Youth groups unite behind peasant caravan’s call for genuine land reform, immediate action on Hacienda Luisita
Peasants and farm workers who came from as far north as Cagayan Valley and as far south as Negros were joined today by progressive youth groups who affirmed the former’s call for genuine land reform as ‘urgent’ and a ‘youth interest’.
Anakbayan spokesperson Charisse Bañez said poor farmers would choose a genuine land reform program, such as the one advocated in House Bill 374 or the Genuine Agrarian Reform Bill, over government dole-outs ‘any day of the week’.
The Anakbayan leader noted that the justifications given for the government’s P21 billion Conditional Cash Transfer (CCT) program, such as its aim to encourage poor people to go to school and have medical check-ups, did not hold water since ‘many far-flung rural areas don’t even have schools and health centers in the first place’.
“If the president is really concerned with the welfare of the Filipino peasant, he will give them the means to have a proper diet, buy medicines, and send their children to school by raising their household incomes.

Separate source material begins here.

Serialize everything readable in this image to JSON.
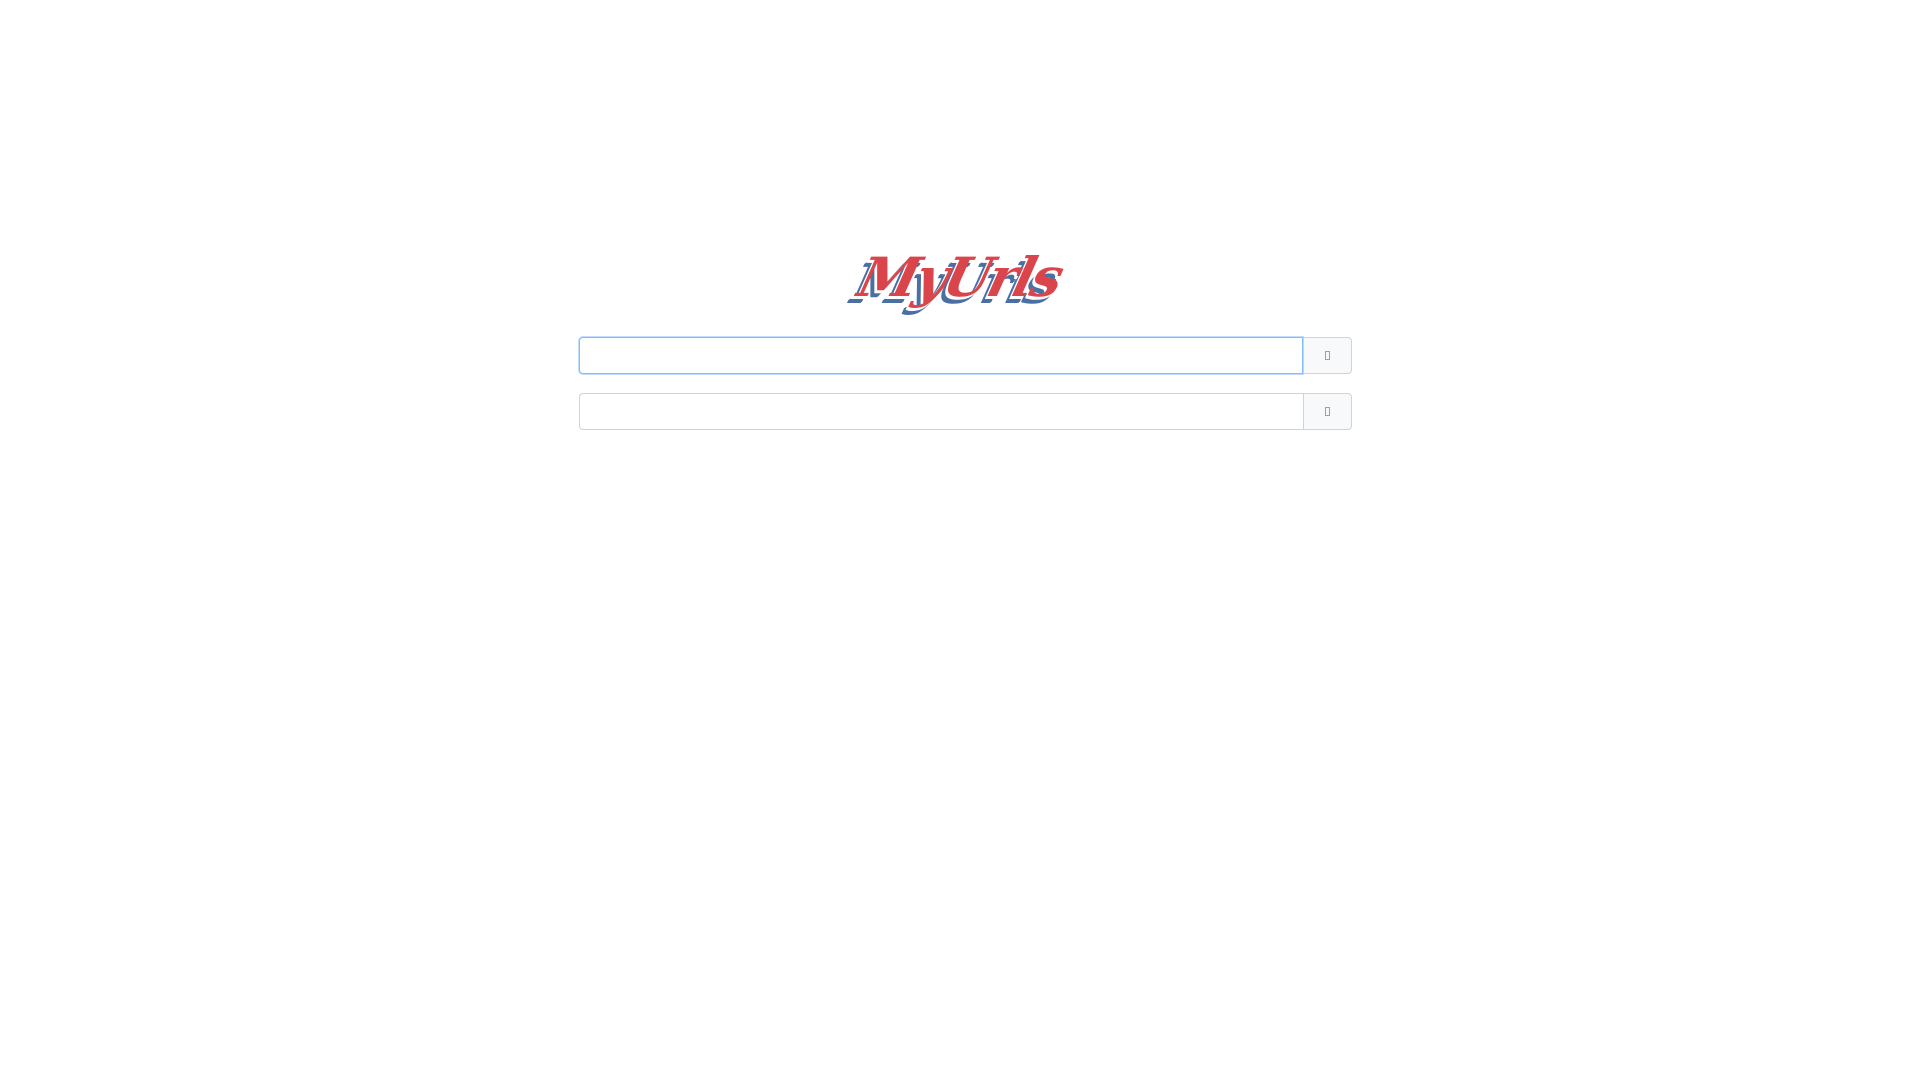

This is possible only by giving them their own plot of farm land, and not by handing them P1400 a month” said Bañez, in reference to the maximum amount available to each family under the CCT.
NUSP national president Einstein Recedes meanwhile warned that the continued prevalence of landlessness in rural parts of the country, coupled with impending tuition and other fee increases next year in state colleges and universities due to budget cuts, would prove to be a ‘double whammy’ for college students from peasant families.
For his part, LFS national chairperson Terry Ridon called Aquino’s refusal to intervene in the ongoing Hacienda Luisita dispute proof of his ‘insincerity’ in addressing the issue of landlessness.
“It seems that the saying ‘birds of the same feather, stick together’ holds true for the fat Luisita predators who prey on landless peasants by dictating inhumane working terms such as their infamous P9.50 weekly wage” said Ridon.
Before operations in the Aquino-owned estate were stopped by a 2004 strike, and farm workers occupied a portion of it and planted it with palay and vegetables, they were dependent on the P9.50 weekly wage given by the owners of the hacienda.
Meanwhile, SCMP secretary-general Kristine Valerio dismissed the P4 billion received by the Akbayan partylist group as an ‘expensive whitewash’ for what is being widely criticized as a failed land reform program in the country.
“With the majority of farmlands still in the hands of landlords, it is dishonest for Akbayan to claim that their pork barrel fund will benefit the Filipino farmer” said the student leader.
She cited a report by the nationwide organization of Filipino farmers, the Kilusang Magbubukid ng Pilipinas (Peasant Movement of the Philippines), which said that out of 163,014 hectares which were targeted for distribution to farmers in 2009, only 64,329 were actually distributed.